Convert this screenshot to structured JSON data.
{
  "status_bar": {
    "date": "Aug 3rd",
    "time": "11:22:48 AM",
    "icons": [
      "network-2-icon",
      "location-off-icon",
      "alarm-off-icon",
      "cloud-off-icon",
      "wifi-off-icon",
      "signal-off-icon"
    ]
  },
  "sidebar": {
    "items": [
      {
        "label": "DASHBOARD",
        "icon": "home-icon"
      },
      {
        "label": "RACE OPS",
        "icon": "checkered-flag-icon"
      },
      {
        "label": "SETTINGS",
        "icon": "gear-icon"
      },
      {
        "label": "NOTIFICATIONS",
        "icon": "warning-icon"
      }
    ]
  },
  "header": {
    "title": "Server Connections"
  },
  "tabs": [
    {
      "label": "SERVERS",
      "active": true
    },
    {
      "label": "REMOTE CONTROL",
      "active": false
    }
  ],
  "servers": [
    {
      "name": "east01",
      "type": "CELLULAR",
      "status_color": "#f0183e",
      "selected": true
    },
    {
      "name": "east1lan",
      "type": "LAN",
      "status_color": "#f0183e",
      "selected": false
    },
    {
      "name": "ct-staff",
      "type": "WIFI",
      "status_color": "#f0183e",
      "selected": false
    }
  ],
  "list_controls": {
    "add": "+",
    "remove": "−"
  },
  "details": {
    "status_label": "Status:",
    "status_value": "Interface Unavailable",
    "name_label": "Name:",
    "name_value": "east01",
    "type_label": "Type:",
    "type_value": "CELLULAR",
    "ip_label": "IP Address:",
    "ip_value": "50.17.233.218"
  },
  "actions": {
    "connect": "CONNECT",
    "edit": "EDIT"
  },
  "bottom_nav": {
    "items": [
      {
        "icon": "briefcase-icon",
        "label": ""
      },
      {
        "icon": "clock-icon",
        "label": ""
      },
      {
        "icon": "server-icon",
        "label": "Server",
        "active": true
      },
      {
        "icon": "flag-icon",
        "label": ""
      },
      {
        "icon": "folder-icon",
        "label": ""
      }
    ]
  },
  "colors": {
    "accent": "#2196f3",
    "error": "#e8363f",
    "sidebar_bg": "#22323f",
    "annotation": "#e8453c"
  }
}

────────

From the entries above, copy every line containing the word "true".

▶ _Task result_:
      "active": true
      "selected": true
        "active": true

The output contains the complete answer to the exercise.